The 2013-14 NBA season was one that Victor Claver would like to put in the past. After playing in 49 games (even starting in 16) in the 2012-13 season, Claver struggled to find his spot in the rotation last season. Appearing in only 21 games, Claver logged a total of 186 minutes, averaging 2.2 points and 1.9 rebounds. The 6′ 9″ hybrid forward was left searching for why he fell out of favor.
There are a few reasons why Claver saw his minutes diminish. In 2012-13, the Trail Blazers were not a competitive team. They gave their young, undeveloped players more playing time to help them learn the game at a faster pace. Claver was one that benefited from the poor performing team. Entering last season, Claver must have hoped he would continue to get significant playing time. He had a great summer, capped off by his performance at EuroBasket 2013. His team lost their last 13 games of the season the previous year and were dubbed to be in the middle of another rebuilding process. But another full year of rebuilding wasn’t in the cards for the Trail Blazers.
The Trail Blazers’ successful season was great for the team and the city. They landed back in the playoffs and were one of the surprise teams in the league. Claver, however, did not benefit from the team’s new found success. He fell deeper and deeper in the depth chart and seemingly lost the eye of head coach Terry Stotts.
The addition of Thomas Robinson and Dorell Wright created another problem for Claver. Robinson is energetic and more athletic at the power forward position, and Wright is a better shooter and ball handler at the small forward position. As a hybrid forward, Claver was sent down a notch in both positions.
Even though Claver spent most of last season in street clothes, off the active roster, his home country named him to their roster. With the 2014 FIBA World Cup set to start later this summer, the Spanish national team will lean on Claver to help back up Pau Gasol. Claver had a fantastic outing during EuroBasket 2013 last summer where he averaged 20.4 minutes over 11 games and contributed 6.1 points and 5.1 rebounds per game. Prior to the additions and successes Portland experienced in 2013-14, those numbers were supposed to thrust Claver into more playing time with the Trail Blazers.

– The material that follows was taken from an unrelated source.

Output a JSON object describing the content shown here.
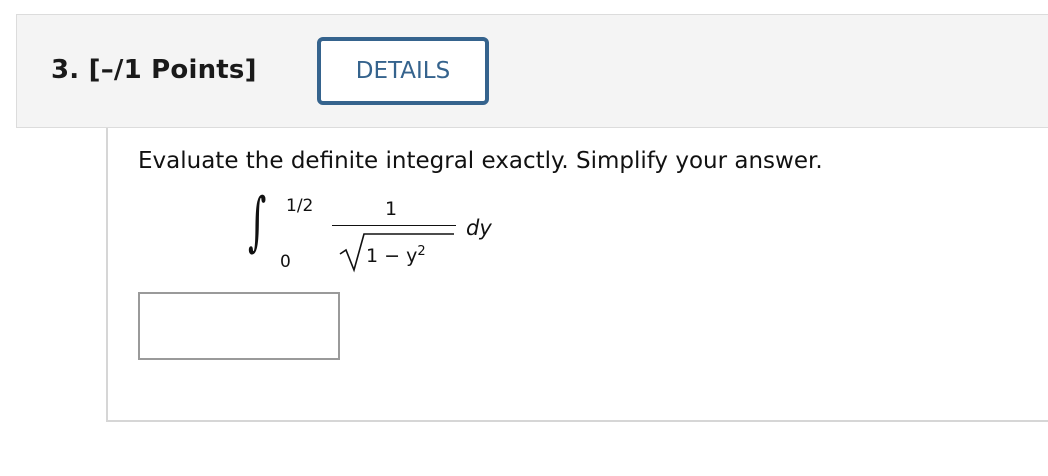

Spain coach Juan Antonio Orenga believes in Claver’s game and will have him contribute to the national team. Orenga was quoted yesterday, saying:
“Last year (at the EuroBasket), he responded without playing many minutes (in Portland) and we know that he is healthy and eager to play well. I trust that he will do a repeat of last year, and he will have grown up as a player thanks to a lot of individual work done during the year”
I agree that Claver will probably have a decent outing at the 2014 FIBA World Cup. He will be among his fellow Spanish teammates and should see the floor. I’m not sure if Claver’s stint with the Trail Blazers is coming to a close, but I’d like to see him get one more chance. With their limited free agency moves, the Trail Blazers will rely on their roster from last year. Claver’s best off-season chance to prove that he deserves a spot in the regular rotation is to play exceptionally during the World Cup.